Whether it is in his books or plays, when he sees something completely unexpected, Kaul finds it compelling to pursue it. “What started emerging after all those re-writings was absolutely absurd and whacko. This play was a beautiful surprise to me,” he says. “In a span of an hour and 15 minutes, there is so much one can say, and I have a lot to say.”
For Harit, who is making his debut with this play, working in Tumhaare Baare Mein has been challenging as well as fun. “As an actor, I got to explore spaces that were surreal,” he says. For Gokhale, working with the director has helped push her boundaries as an actor as well. “It is so refreshing to have a man telling a female story devoid of the male gaze. It is an empowering piece in that sense,” she adds.
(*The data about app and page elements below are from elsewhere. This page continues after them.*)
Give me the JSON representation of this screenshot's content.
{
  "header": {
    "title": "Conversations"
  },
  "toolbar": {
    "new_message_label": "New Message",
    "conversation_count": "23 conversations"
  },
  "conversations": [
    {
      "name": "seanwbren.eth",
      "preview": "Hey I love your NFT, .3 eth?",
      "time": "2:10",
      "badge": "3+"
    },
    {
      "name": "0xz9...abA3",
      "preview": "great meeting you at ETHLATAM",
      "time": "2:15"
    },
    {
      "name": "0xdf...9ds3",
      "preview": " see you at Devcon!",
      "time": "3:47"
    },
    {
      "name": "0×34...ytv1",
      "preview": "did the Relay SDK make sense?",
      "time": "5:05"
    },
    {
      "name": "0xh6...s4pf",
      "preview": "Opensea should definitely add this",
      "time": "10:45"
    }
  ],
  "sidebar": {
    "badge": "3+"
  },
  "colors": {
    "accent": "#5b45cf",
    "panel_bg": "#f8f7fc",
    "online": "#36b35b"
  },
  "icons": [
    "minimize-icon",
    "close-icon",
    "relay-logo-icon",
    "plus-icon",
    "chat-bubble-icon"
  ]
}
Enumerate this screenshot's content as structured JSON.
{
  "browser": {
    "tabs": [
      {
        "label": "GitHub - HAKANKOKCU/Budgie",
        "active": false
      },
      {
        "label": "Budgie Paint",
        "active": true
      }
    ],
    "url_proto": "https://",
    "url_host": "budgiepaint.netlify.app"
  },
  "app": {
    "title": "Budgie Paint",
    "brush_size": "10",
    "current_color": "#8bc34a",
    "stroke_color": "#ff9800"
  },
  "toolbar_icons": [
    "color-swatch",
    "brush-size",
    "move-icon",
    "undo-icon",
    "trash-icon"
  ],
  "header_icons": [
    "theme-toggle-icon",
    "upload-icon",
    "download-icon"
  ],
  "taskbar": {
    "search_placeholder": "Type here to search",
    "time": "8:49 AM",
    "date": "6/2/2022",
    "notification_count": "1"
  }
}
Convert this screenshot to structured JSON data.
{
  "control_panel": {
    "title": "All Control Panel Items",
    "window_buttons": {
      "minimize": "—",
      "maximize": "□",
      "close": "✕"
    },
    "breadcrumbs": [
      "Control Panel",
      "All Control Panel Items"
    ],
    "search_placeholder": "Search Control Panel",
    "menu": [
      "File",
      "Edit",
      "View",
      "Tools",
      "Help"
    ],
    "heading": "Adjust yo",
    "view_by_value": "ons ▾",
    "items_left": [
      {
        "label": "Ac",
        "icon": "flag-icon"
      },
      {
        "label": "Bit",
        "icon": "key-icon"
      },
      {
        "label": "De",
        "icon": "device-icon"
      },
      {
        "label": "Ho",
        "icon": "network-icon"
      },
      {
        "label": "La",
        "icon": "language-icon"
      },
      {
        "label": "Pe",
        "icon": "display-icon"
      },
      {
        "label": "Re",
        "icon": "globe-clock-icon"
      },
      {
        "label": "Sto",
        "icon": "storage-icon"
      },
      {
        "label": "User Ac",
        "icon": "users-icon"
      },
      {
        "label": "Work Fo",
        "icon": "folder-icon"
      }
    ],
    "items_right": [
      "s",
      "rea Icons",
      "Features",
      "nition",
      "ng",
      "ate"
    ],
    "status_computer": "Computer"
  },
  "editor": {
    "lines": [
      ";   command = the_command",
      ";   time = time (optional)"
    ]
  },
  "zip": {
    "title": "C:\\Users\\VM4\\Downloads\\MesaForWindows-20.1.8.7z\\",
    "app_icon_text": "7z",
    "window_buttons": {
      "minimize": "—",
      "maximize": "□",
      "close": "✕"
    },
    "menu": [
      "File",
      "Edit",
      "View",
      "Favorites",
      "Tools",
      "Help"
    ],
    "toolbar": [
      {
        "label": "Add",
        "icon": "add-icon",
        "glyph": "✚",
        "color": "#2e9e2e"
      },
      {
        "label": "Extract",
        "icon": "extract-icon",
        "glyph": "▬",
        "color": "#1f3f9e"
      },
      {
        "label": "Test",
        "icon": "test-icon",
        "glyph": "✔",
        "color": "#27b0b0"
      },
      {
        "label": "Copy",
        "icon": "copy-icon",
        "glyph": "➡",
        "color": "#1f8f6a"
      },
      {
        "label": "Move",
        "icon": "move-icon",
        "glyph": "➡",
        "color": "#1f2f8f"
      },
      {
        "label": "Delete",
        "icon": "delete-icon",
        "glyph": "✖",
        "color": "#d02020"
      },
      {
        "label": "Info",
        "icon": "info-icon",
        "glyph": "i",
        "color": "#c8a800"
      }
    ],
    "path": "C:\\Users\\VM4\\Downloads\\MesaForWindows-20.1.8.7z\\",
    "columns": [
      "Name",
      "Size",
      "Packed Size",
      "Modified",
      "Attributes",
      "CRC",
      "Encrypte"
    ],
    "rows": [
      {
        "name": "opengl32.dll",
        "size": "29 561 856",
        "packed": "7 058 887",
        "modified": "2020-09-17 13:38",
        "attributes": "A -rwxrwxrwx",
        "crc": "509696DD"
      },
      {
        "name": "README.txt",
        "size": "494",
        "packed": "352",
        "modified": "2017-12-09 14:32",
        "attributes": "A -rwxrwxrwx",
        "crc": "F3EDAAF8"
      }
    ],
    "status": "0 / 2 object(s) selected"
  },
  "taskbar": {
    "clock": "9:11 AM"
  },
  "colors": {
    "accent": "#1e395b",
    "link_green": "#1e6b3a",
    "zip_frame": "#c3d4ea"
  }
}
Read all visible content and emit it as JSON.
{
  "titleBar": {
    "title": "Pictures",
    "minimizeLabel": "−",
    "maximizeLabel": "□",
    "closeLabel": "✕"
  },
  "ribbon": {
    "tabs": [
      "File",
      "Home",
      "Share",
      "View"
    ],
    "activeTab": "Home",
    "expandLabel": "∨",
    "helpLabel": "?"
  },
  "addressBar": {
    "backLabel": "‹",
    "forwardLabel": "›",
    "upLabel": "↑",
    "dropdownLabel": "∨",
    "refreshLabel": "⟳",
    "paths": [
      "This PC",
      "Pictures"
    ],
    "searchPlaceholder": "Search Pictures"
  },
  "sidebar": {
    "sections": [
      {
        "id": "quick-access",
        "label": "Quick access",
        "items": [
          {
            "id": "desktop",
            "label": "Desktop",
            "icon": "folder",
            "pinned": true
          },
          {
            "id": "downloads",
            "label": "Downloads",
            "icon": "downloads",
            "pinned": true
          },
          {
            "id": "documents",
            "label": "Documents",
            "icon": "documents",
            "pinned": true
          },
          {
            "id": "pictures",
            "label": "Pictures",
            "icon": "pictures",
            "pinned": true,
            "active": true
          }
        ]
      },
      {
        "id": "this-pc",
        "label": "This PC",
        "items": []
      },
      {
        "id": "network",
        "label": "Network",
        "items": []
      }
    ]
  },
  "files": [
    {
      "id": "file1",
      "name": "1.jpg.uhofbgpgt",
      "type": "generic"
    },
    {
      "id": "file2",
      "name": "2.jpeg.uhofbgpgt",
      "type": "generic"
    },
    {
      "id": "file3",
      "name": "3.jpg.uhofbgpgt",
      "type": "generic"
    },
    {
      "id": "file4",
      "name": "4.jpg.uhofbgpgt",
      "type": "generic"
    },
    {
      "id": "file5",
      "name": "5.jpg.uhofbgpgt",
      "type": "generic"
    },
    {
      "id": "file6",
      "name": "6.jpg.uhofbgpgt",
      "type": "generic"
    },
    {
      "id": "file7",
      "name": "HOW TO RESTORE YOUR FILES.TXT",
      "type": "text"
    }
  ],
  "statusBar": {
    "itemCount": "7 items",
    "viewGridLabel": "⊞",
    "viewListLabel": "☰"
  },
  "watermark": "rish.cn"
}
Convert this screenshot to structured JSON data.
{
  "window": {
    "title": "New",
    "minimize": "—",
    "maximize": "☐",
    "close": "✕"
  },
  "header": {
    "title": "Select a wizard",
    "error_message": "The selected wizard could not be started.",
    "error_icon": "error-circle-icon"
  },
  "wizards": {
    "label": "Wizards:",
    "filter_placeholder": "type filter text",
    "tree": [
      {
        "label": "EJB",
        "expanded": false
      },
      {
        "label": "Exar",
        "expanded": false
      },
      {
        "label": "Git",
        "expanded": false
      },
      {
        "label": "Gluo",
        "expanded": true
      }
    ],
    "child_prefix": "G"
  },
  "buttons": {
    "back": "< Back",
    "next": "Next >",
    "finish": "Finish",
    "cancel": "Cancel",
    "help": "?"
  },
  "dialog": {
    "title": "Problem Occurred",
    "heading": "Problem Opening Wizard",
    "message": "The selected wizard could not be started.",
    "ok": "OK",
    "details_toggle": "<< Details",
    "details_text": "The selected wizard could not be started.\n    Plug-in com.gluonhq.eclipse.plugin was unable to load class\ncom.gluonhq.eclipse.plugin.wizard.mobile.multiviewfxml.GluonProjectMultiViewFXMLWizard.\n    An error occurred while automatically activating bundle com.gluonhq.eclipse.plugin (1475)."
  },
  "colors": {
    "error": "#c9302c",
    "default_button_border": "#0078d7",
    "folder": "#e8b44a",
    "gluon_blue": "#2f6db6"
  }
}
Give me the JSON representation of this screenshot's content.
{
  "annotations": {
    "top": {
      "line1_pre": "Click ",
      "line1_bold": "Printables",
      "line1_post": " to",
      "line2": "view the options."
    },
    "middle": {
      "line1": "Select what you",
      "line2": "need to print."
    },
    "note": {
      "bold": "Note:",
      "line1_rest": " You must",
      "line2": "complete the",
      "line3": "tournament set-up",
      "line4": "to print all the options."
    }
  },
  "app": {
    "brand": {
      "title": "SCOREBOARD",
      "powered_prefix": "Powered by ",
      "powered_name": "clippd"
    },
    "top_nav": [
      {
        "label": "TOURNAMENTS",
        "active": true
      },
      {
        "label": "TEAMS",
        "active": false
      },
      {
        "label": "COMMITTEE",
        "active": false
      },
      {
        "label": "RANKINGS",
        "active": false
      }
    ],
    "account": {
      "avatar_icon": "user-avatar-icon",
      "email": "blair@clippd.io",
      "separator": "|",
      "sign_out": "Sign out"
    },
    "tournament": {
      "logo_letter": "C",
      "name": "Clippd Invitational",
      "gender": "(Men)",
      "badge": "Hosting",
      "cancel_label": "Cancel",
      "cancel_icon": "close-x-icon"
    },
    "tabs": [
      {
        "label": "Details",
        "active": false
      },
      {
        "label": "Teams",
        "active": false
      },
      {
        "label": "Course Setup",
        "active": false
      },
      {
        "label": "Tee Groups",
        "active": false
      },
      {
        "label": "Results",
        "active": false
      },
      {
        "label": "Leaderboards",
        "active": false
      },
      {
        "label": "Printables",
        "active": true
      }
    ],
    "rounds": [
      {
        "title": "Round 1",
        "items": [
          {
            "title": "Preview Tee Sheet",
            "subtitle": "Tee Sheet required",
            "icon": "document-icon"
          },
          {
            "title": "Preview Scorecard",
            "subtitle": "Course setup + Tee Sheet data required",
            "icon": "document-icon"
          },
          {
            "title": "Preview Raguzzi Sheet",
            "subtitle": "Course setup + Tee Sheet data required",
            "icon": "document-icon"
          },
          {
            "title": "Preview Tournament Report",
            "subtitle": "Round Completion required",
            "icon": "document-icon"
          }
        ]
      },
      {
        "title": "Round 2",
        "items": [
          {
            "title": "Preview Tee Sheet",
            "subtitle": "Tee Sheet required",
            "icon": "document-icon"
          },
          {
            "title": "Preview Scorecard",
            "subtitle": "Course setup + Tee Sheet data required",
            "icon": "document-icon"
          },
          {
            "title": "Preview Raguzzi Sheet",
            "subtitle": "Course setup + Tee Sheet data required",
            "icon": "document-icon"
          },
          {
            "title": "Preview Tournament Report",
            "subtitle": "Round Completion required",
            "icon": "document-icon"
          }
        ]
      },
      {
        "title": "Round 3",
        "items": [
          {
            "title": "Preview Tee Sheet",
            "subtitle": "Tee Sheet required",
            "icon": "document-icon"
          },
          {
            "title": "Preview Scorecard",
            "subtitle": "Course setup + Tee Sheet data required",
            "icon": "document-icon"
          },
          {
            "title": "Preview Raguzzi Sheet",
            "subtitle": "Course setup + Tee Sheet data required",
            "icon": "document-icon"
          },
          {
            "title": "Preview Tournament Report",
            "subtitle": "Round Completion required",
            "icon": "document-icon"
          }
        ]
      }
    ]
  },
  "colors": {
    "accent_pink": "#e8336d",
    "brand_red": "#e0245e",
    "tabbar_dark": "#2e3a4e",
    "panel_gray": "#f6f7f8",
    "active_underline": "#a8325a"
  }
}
Tumhaare Baare Mein at Experimental Theatre, The National Centre for Performing Arts, Mumbai, on 27 and 28 May, 5 pm and 7 pm respectively
Deepali Singh is a Mumbai-based art and culture writer